[Source information]
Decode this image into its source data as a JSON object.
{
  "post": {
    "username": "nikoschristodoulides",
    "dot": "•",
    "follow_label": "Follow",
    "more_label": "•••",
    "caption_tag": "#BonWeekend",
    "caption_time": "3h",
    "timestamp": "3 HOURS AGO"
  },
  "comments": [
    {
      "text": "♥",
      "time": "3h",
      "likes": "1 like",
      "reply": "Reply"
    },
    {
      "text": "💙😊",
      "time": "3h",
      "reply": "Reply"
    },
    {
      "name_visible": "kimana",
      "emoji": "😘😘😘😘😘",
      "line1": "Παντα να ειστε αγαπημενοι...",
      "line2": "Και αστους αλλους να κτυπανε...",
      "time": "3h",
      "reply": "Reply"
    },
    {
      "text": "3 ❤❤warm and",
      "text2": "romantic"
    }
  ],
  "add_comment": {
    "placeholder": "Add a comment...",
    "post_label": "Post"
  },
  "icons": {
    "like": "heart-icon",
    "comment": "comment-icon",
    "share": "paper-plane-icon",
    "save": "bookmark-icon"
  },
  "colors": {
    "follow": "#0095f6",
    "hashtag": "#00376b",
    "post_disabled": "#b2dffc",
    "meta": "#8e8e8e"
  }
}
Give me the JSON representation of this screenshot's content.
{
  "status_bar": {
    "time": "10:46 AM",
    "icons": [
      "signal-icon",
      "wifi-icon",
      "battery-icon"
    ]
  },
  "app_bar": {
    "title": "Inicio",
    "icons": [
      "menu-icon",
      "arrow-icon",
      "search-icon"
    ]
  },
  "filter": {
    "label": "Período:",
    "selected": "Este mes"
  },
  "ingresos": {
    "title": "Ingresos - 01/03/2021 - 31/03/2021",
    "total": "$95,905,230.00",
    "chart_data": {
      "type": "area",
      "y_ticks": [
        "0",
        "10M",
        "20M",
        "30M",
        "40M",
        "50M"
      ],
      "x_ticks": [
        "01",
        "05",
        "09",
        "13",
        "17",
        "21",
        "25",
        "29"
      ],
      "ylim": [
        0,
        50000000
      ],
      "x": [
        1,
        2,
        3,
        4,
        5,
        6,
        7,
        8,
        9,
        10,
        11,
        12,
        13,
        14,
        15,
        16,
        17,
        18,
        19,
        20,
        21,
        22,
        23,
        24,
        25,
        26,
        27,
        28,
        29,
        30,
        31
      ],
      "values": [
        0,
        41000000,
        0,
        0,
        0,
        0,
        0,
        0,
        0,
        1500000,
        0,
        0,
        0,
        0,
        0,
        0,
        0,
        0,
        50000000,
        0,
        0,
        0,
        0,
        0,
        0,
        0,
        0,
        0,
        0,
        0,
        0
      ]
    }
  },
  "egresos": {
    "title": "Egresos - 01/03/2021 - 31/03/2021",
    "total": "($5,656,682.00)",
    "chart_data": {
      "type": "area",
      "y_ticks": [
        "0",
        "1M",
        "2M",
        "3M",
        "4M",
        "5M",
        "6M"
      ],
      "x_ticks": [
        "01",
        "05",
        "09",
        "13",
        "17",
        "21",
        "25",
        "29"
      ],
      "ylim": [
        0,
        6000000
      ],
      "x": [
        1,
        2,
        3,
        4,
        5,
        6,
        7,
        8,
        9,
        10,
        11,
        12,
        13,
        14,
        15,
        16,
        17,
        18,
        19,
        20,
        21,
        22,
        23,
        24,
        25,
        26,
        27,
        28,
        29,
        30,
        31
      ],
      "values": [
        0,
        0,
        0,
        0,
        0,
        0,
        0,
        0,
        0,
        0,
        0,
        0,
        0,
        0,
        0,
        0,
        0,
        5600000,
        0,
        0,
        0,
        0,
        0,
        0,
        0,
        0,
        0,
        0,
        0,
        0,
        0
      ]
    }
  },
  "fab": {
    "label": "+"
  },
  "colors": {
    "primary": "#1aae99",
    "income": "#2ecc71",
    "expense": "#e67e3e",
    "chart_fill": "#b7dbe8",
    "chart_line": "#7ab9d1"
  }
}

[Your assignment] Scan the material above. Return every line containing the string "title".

[Exercise answer]
    "title": "Inicio",
    "title": "Ingresos - 01/03/2021 - 31/03/2021",
    "title": "Egresos - 01/03/2021 - 31/03/2021",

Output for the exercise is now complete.